----- RECORDED INFORMATION -----
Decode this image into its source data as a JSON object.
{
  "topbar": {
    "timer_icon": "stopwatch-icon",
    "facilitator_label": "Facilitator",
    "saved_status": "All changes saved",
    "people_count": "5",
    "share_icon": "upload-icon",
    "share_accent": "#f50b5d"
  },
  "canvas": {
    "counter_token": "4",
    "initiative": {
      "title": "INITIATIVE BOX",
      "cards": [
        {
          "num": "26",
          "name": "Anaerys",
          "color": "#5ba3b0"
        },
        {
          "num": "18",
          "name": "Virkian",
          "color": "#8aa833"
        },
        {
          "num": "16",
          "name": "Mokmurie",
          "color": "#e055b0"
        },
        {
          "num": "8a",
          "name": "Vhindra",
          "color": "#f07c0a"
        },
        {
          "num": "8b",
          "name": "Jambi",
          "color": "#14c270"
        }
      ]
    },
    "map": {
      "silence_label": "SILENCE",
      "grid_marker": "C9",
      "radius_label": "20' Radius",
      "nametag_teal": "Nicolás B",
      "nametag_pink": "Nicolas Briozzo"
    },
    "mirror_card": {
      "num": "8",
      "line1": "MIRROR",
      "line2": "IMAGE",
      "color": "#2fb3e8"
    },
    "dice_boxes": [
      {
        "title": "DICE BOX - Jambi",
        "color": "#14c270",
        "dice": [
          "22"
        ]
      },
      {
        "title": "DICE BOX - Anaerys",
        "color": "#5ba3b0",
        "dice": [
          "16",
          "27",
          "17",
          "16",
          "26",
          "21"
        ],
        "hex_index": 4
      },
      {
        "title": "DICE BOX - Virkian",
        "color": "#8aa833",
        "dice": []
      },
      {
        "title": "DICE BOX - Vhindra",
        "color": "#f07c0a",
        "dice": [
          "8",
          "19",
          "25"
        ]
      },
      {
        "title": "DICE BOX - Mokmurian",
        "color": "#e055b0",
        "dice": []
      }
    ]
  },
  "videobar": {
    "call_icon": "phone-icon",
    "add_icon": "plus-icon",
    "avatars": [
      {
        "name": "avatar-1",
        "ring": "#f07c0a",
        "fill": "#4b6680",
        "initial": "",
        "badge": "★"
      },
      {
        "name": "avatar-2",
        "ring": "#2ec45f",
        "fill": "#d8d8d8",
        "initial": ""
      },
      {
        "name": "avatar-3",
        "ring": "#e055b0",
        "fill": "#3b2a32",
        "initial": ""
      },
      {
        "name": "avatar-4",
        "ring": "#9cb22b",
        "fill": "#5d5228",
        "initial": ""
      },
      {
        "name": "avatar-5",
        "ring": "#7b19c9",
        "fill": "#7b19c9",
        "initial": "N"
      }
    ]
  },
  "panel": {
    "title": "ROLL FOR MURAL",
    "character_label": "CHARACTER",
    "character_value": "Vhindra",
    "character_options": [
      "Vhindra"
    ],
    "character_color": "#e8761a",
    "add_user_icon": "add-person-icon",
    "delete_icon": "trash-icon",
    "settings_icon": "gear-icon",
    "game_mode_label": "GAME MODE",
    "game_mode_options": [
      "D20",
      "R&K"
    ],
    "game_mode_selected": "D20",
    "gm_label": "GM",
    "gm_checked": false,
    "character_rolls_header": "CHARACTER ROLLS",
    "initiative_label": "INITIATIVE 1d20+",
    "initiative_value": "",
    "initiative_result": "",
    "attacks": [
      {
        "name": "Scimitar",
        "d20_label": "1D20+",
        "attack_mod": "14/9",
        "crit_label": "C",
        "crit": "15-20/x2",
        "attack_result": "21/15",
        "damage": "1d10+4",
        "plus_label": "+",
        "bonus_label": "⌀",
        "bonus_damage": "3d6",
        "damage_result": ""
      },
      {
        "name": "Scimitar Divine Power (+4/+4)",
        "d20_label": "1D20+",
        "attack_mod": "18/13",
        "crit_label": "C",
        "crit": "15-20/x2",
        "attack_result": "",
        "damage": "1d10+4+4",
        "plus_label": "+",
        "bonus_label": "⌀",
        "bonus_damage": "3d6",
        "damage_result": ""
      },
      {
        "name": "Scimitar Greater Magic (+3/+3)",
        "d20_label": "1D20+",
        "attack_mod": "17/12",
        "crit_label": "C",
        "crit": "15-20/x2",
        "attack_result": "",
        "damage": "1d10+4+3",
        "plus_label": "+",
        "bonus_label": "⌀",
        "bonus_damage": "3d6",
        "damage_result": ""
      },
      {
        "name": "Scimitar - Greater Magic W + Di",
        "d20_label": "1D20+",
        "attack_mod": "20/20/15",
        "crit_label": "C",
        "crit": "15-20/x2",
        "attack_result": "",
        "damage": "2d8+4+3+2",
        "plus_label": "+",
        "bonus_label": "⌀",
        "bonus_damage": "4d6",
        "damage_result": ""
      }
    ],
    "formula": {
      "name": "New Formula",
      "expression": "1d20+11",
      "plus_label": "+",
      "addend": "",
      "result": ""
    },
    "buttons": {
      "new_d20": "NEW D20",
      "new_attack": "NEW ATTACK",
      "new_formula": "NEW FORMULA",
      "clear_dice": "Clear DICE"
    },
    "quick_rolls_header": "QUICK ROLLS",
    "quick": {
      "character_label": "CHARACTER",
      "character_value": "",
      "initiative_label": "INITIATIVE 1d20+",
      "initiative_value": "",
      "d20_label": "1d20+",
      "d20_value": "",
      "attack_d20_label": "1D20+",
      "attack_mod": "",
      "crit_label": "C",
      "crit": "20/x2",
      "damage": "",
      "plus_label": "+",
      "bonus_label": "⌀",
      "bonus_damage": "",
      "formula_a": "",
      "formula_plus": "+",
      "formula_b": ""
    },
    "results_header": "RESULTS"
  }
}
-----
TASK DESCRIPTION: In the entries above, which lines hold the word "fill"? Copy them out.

ANSWER FOR THIS EXERCISE:
        "fill": "#4b6680",
        "fill": "#d8d8d8",
        "fill": "#3b2a32",
        "fill": "#5d5228",
        "fill": "#7b19c9",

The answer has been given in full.